  • Facial weakness or dizziness (in more severe cases)
  • Hearing loss in the affected ear (hearing loss may not be complete)

Signs and tests
The doctor will look in your ear with an instrument called an otoscope. If the eardrum is perforated, the doctor will see an opening in it, and may even see the bones of the middle ear.  Sometimes it is hard for the doctor to see the eardrum because of drainage (pus) from the ear.  Audiology testing can measure the extent of hearing loss.

Treatment
The goal of treatment is to relieve pain and prevent or treat infection.

Putting warmth on the ear may help relieve discomfort. Keep the ear clean and dry while it is healing. Place cotton balls in the ear while showering or shampooing to prevent water from entering the ear. Avoid swimming or putting your head underneath the water.

Antibiotics (oral or ear drops) may be used to prevent infection or to treat an existing infection. Analgesics (painkillers), including over-the-counter medications, may be used to relieve pain.

Sometimes the doctor may place a patch over the eardrum to encourage healing. Surgical repair of the eardrum (tympanoplasty) may be needed if the eardrum does not heal on its own.

What to expect from an ear drum perforation?

A ruptured or perforated eardrum may be uncomfortable, but it usually heals by itself within 2 months. Any hearing loss is usually temporary.

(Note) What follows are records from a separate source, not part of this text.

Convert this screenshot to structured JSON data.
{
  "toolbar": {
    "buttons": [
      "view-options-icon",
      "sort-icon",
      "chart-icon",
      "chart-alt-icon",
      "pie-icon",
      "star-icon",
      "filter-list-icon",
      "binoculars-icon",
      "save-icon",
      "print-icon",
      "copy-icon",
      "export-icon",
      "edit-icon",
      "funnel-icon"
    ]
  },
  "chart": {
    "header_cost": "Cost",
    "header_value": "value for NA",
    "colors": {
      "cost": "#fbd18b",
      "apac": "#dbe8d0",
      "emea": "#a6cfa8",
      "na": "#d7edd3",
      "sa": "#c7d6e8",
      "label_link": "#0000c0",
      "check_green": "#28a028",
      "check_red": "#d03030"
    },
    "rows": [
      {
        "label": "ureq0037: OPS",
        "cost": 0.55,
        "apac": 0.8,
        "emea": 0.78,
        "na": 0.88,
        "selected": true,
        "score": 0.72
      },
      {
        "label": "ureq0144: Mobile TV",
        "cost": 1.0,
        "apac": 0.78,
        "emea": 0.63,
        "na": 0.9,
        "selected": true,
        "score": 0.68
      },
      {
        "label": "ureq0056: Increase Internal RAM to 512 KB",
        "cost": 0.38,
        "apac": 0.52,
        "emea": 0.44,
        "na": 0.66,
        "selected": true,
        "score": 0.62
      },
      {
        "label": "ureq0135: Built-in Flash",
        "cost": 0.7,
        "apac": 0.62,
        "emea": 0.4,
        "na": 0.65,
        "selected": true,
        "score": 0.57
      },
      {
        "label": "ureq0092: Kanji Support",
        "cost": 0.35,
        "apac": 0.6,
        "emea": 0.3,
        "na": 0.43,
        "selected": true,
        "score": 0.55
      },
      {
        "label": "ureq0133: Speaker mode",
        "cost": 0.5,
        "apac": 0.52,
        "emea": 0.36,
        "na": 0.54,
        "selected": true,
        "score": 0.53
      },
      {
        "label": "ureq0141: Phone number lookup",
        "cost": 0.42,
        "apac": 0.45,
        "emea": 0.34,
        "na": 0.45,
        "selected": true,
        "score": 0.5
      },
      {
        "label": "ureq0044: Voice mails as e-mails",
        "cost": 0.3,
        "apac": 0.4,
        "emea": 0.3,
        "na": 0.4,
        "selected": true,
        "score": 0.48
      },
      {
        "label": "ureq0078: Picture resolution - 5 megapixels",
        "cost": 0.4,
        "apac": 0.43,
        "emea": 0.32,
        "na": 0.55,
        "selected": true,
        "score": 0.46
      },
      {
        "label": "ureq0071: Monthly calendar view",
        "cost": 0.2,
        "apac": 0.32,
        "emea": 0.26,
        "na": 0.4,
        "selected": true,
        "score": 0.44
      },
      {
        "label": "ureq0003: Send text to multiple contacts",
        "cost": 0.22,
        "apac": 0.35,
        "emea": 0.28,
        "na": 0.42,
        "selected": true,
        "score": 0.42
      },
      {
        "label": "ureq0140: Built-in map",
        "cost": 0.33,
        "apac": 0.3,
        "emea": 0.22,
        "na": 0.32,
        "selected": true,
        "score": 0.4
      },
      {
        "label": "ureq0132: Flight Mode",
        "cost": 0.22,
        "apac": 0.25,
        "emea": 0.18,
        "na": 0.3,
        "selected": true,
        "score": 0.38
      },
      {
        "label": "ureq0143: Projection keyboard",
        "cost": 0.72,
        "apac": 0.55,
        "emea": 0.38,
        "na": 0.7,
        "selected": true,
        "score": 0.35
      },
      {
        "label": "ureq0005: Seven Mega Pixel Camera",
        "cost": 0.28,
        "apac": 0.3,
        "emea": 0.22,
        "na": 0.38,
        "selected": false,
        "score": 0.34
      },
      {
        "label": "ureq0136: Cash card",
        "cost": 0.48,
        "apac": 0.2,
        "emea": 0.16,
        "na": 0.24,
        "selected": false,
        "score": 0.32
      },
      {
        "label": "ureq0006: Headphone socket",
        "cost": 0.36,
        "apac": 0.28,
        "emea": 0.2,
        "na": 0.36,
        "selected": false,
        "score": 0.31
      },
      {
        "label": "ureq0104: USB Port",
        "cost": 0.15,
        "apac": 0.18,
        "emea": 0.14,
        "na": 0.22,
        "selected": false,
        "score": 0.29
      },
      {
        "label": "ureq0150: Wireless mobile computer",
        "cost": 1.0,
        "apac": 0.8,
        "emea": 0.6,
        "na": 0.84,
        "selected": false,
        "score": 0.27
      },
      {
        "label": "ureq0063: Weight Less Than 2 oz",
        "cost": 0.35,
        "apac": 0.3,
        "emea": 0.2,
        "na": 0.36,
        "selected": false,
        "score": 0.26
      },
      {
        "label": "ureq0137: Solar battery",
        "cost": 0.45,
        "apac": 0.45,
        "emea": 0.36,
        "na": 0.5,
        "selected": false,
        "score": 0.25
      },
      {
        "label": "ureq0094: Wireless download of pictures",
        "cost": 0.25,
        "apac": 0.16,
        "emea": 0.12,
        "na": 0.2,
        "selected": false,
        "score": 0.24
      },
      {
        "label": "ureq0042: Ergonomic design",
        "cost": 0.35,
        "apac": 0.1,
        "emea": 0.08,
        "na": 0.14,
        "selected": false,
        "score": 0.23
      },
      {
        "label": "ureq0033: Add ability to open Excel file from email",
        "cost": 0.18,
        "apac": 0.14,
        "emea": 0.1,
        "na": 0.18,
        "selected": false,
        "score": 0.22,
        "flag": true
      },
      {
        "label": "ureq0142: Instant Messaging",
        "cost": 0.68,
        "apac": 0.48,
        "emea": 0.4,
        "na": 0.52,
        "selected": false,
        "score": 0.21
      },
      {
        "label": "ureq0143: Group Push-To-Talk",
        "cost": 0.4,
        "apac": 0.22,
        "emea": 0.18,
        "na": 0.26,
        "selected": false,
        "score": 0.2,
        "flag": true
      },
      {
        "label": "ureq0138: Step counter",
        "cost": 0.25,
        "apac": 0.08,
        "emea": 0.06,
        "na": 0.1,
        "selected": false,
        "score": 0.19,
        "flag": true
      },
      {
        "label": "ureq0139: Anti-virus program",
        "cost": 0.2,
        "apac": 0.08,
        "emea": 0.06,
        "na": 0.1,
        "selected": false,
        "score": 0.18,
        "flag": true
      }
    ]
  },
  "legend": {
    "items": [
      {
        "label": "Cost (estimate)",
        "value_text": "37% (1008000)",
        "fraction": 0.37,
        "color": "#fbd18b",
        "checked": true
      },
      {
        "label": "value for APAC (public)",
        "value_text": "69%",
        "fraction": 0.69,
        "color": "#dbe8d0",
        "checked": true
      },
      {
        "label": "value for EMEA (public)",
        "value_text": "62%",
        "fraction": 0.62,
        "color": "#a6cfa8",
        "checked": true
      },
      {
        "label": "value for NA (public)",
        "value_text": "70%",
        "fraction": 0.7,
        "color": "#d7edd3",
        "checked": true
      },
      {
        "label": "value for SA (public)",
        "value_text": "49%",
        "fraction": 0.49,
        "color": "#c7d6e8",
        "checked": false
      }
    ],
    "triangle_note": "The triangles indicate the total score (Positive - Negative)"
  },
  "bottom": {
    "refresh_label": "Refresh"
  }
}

Complications

  • Ear infection (otitis media): The eardrum prevents bacteria from entering the middle ear. When the eardrum is ruptured, bacteria can easily travel to the middle ear, causing an infection.
  • Permanent hearing loss
  • Spread of infection to the bone behind the ear (mastoiditis)

When should I call my doctor?

  • Have symptoms of a ruptured or perforated eardrum
  • Are diagnosed with a ruptured eardrum, and symptoms last longer than 2 months despite medical treatment
  • Are diagnosed with a ruptured eardrum and develop ear drainage, a persistent fever, general ill feeling, or hearing loss

Prevention
Do not insert objects into the ear canal, even to clean it. Foreign objects should only be removed by a physician. Have ear infections treated promptly.